ASSIGNMENT: When the string "circle" is part of a line in the data below, report the whole line.

EXERCISE DATA:
----------------
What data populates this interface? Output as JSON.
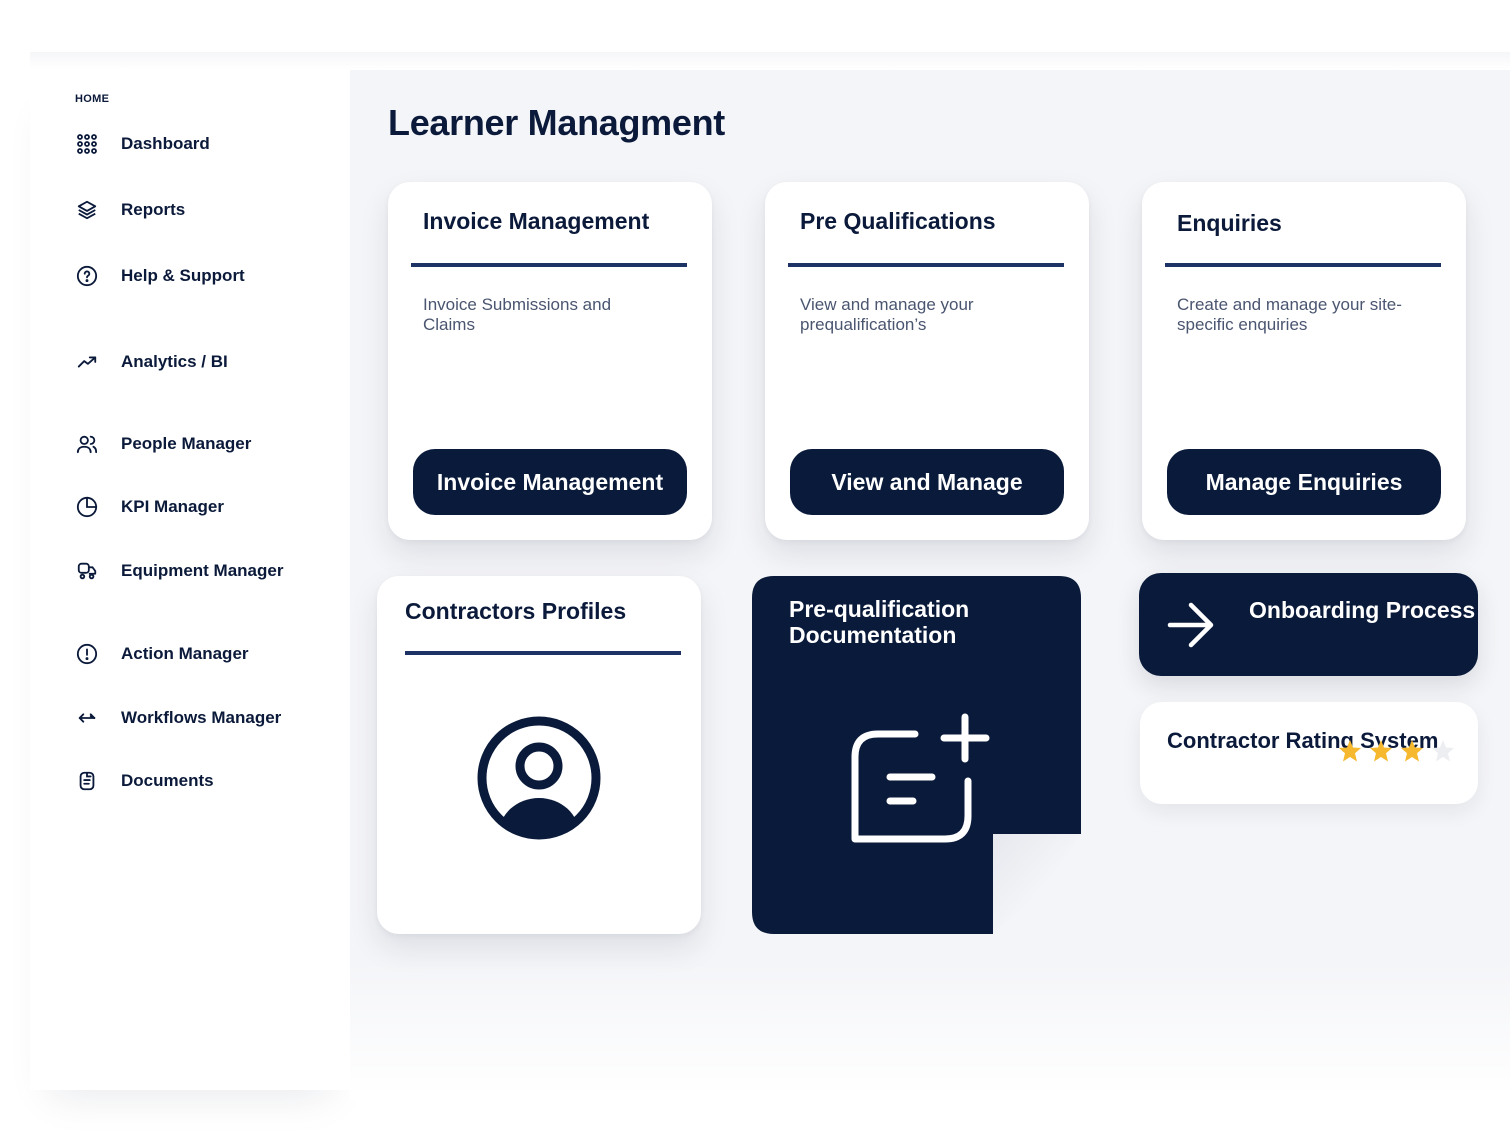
{
  "sidebar": {
    "section_label": "HOME",
    "items": [
      {
        "label": "Dashboard",
        "icon": "grid-icon"
      },
      {
        "label": "Reports",
        "icon": "layers-icon"
      },
      {
        "label": "Help & Support",
        "icon": "help-circle-icon"
      },
      {
        "label": "Analytics / BI",
        "icon": "trending-up-icon"
      },
      {
        "label": "People Manager",
        "icon": "users-icon"
      },
      {
        "label": "KPI Manager",
        "icon": "pie-chart-icon"
      },
      {
        "label": "Equipment Manager",
        "icon": "truck-icon"
      },
      {
        "label": "Action Manager",
        "icon": "alert-circle-icon"
      },
      {
        "label": "Workflows Manager",
        "icon": "arrows-swap-icon"
      },
      {
        "label": "Documents",
        "icon": "document-icon"
      }
    ]
  },
  "main": {
    "title": "Learner Managment",
    "cards": [
      {
        "title": "Invoice Management",
        "description": "Invoice Submissions and Claims",
        "button": "Invoice Management"
      },
      {
        "title": "Pre Qualifications",
        "description": "View and manage your prequalification’s",
        "button": "View and Manage"
      },
      {
        "title": "Enquiries",
        "description": "Create and manage your site-specific enquiries",
        "button": "Manage Enquiries"
      }
    ],
    "contractors_profiles": {
      "title": "Contractors Profiles",
      "icon": "user-circle-icon"
    },
    "prequal_docs": {
      "title": "Pre-qualification Documentation",
      "icon": "add-document-icon"
    },
    "onboarding": {
      "title": "Onboarding Process",
      "icon": "arrow-right-icon"
    },
    "rating": {
      "title": "Contractor Rating System",
      "stars_filled": 3,
      "stars_total": 4
    }
  },
  "colors": {
    "navy": "#0a1a3a",
    "rule": "#1d3366",
    "star_filled": "#f5b82e",
    "star_empty": "#eceef2",
    "background": "#f4f5f8"
  }
}
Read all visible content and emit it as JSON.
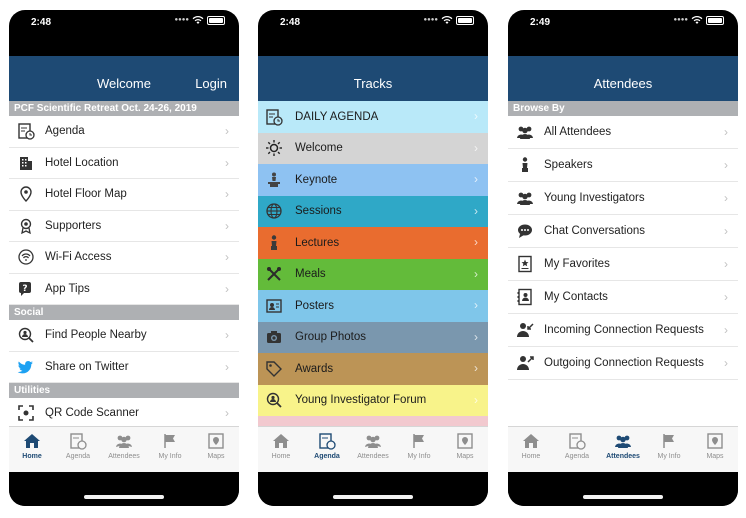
{
  "phones": [
    {
      "time": "2:48",
      "nav": {
        "title": "Welcome",
        "login": "Login"
      },
      "sections": [
        {
          "header": "PCF Scientific Retreat Oct. 24-26, 2019",
          "items": [
            {
              "label": "Agenda",
              "icon": "agenda-icon"
            },
            {
              "label": "Hotel Location",
              "icon": "building-icon"
            },
            {
              "label": "Hotel Floor Map",
              "icon": "map-pin-icon"
            },
            {
              "label": "Supporters",
              "icon": "ribbon-icon"
            },
            {
              "label": "Wi-Fi Access",
              "icon": "wifi-icon"
            },
            {
              "label": "App Tips",
              "icon": "tips-icon"
            }
          ]
        },
        {
          "header": "Social",
          "items": [
            {
              "label": "Find People Nearby",
              "icon": "search-person-icon"
            },
            {
              "label": "Share on Twitter",
              "icon": "twitter-icon"
            }
          ]
        },
        {
          "header": "Utilities",
          "items": [
            {
              "label": "QR Code Scanner",
              "icon": "qr-scanner-icon"
            }
          ]
        }
      ],
      "tabs": [
        {
          "label": "Home",
          "active": true
        },
        {
          "label": "Agenda",
          "active": false
        },
        {
          "label": "Attendees",
          "active": false
        },
        {
          "label": "My Info",
          "active": false
        },
        {
          "label": "Maps",
          "active": false
        }
      ]
    },
    {
      "time": "2:48",
      "nav": {
        "title": "Tracks"
      },
      "tracks": [
        {
          "label": "DAILY AGENDA",
          "color": "#b9e9f9",
          "icon": "agenda-icon"
        },
        {
          "label": "Welcome",
          "color": "#d4d4d4",
          "icon": "sun-icon"
        },
        {
          "label": "Keynote",
          "color": "#8ec2f2",
          "icon": "keynote-icon"
        },
        {
          "label": "Sessions",
          "color": "#2fa8c7",
          "icon": "globe-icon"
        },
        {
          "label": "Lectures",
          "color": "#e96c2f",
          "icon": "lecture-icon"
        },
        {
          "label": "Meals",
          "color": "#63bb3a",
          "icon": "utensils-icon"
        },
        {
          "label": "Posters",
          "color": "#7fc6ea",
          "icon": "poster-icon"
        },
        {
          "label": "Group Photos",
          "color": "#7a97ae",
          "icon": "camera-icon"
        },
        {
          "label": "Awards",
          "color": "#bc9456",
          "icon": "tag-icon"
        },
        {
          "label": "Young Investigator Forum",
          "color": "#f8f38a",
          "icon": "search-person-icon"
        },
        {
          "label": "",
          "color": "#f2c9cf",
          "icon": "partial-icon"
        }
      ],
      "tabs": [
        {
          "label": "Home",
          "active": false
        },
        {
          "label": "Agenda",
          "active": true
        },
        {
          "label": "Attendees",
          "active": false
        },
        {
          "label": "My Info",
          "active": false
        },
        {
          "label": "Maps",
          "active": false
        }
      ]
    },
    {
      "time": "2:49",
      "nav": {
        "title": "Attendees"
      },
      "header": "Browse By",
      "items": [
        {
          "label": "All Attendees",
          "icon": "group-icon"
        },
        {
          "label": "Speakers",
          "icon": "speaker-icon"
        },
        {
          "label": "Young Investigators",
          "icon": "group-icon"
        },
        {
          "label": "Chat Conversations",
          "icon": "chat-icon"
        },
        {
          "label": "My Favorites",
          "icon": "favorite-icon"
        },
        {
          "label": "My Contacts",
          "icon": "contacts-icon"
        },
        {
          "label": "Incoming Connection Requests",
          "icon": "incoming-request-icon"
        },
        {
          "label": "Outgoing Connection Requests",
          "icon": "outgoing-request-icon"
        }
      ],
      "tabs": [
        {
          "label": "Home",
          "active": false
        },
        {
          "label": "Agenda",
          "active": false
        },
        {
          "label": "Attendees",
          "active": true
        },
        {
          "label": "My Info",
          "active": false
        },
        {
          "label": "Maps",
          "active": false
        }
      ]
    }
  ]
}
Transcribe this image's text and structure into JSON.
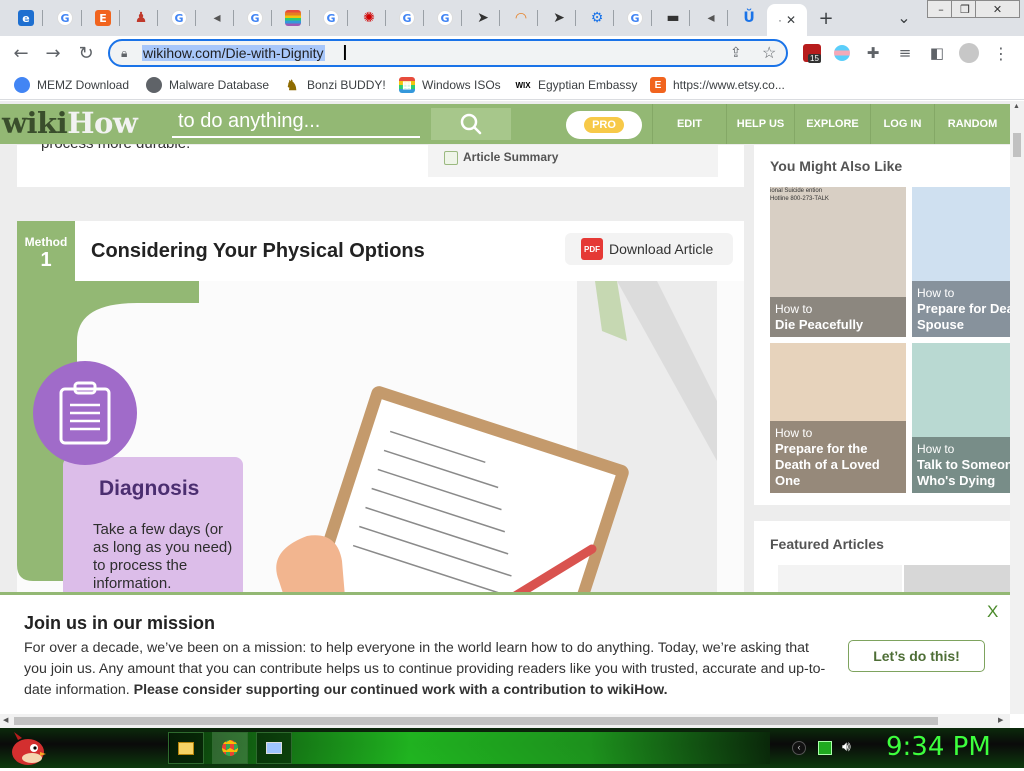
{
  "browser": {
    "url": "wikihow.com/Die-with-Dignity",
    "profile_badge": "15",
    "window_controls": {
      "minimize": "–",
      "restore": "❐",
      "close": "✕"
    },
    "tabs": [
      {
        "icon": "ie-icon",
        "letter": "e",
        "color": "#1e6fd0"
      },
      {
        "icon": "google-icon",
        "letter": "G",
        "color": "#ffffff"
      },
      {
        "icon": "etsy-icon",
        "letter": "E",
        "color": "#f1641e"
      },
      {
        "icon": "figure-icon",
        "letter": "♟",
        "color": "#c0392b"
      },
      {
        "icon": "google-icon",
        "letter": "G",
        "color": "#ffffff"
      },
      {
        "icon": "audio-icon",
        "letter": "◂",
        "color": "#555555"
      },
      {
        "icon": "google-icon",
        "letter": "G",
        "color": "#ffffff"
      },
      {
        "icon": "rainbow-icon",
        "letter": "",
        "color": "#e74c3c"
      },
      {
        "icon": "google-icon",
        "letter": "G",
        "color": "#ffffff"
      },
      {
        "icon": "cbc-icon",
        "letter": "✺",
        "color": "#d00000"
      },
      {
        "icon": "google-icon",
        "letter": "G",
        "color": "#ffffff"
      },
      {
        "icon": "google-icon",
        "letter": "G",
        "color": "#ffffff"
      },
      {
        "icon": "cursor-icon",
        "letter": "➤",
        "color": "#333333"
      },
      {
        "icon": "rainbow-icon",
        "letter": "◠",
        "color": "#e67e22"
      },
      {
        "icon": "cursor-icon",
        "letter": "➤",
        "color": "#333333"
      },
      {
        "icon": "gear-icon",
        "letter": "⚙",
        "color": "#1a73e8"
      },
      {
        "icon": "google-icon",
        "letter": "G",
        "color": "#ffffff"
      },
      {
        "icon": "car-icon",
        "letter": "▬",
        "color": "#333333"
      },
      {
        "icon": "audio-icon",
        "letter": "◂",
        "color": "#555555"
      },
      {
        "icon": "wikihow-tab-icon",
        "letter": "Ŭ",
        "color": "#1a73e8"
      }
    ],
    "active_tab_close": "✕",
    "new_tab": "+",
    "tab_menu": "⌄"
  },
  "bookmarks": [
    {
      "label": "MEMZ Download",
      "icon": "google-icon",
      "color": "#4285f4",
      "glyph": "G"
    },
    {
      "label": "Malware Database",
      "icon": "globe-icon",
      "color": "#5f6368",
      "glyph": "◉"
    },
    {
      "label": "Bonzi BUDDY!",
      "icon": "bonzi-icon",
      "color": "#8e6b00",
      "glyph": "♞"
    },
    {
      "label": "Windows ISOs",
      "icon": "windows-icon",
      "color": "#e74c3c",
      "glyph": "▦"
    },
    {
      "label": "Egyptian Embassy",
      "icon": "wix-icon",
      "color": "#000000",
      "glyph": "WIX"
    },
    {
      "label": "https://www.etsy.co...",
      "icon": "etsy-icon",
      "color": "#f1641e",
      "glyph": "E"
    }
  ],
  "wikihow": {
    "logo_wiki": "wiki",
    "logo_how": "How",
    "search_placeholder": "to do anything...",
    "pro": "PRO",
    "nav": [
      "EDIT",
      "HELP US",
      "EXPLORE",
      "LOG IN",
      "RANDOM"
    ],
    "partial_text": "process more durable.",
    "article_summary": "Article Summary",
    "method": {
      "label": "Method",
      "number": "1",
      "title": "Considering Your Physical Options",
      "download": "Download Article",
      "pdf": "PDF"
    },
    "diagnosis": {
      "title": "Diagnosis",
      "text": "Take a few days (or as long as you need) to process the information."
    },
    "sidebar": {
      "you_might_also_like": "You Might Also Like",
      "tiles": [
        {
          "how": "How to",
          "title": "Die Peacefully",
          "bg": "#d8cfc4"
        },
        {
          "how": "How to",
          "title": "Prepare for Dea... Spouse",
          "bg": "#cfe0f0"
        },
        {
          "how": "How to",
          "title": "Prepare for the Death of a Loved One",
          "bg": "#e7d3bc"
        },
        {
          "how": "How to",
          "title": "Talk to Someon... Who's Dying",
          "bg": "#b9d9d2"
        }
      ],
      "featured_articles": "Featured Articles",
      "tile_overlay_text": "ional Suicide ention Hotline 800-273-TALK"
    }
  },
  "banner": {
    "title": "Join us in our mission",
    "body": "For over a decade, we’ve been on a mission: to help everyone in the world learn how to do anything. Today, we’re asking that you join us. Any amount that you can contribute helps us to continue providing readers like you with trusted, accurate and up-to-date information. ",
    "body_bold": "Please consider supporting our continued work with a contribution to wikiHow.",
    "cta": "Let’s do this!",
    "close": "X"
  },
  "taskbar": {
    "clock": "9:34 PM"
  }
}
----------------
ANSWER BELOW:
        "icon": "help-circle-icon"
        "icon": "alert-circle-icon"
      "icon": "user-circle-icon"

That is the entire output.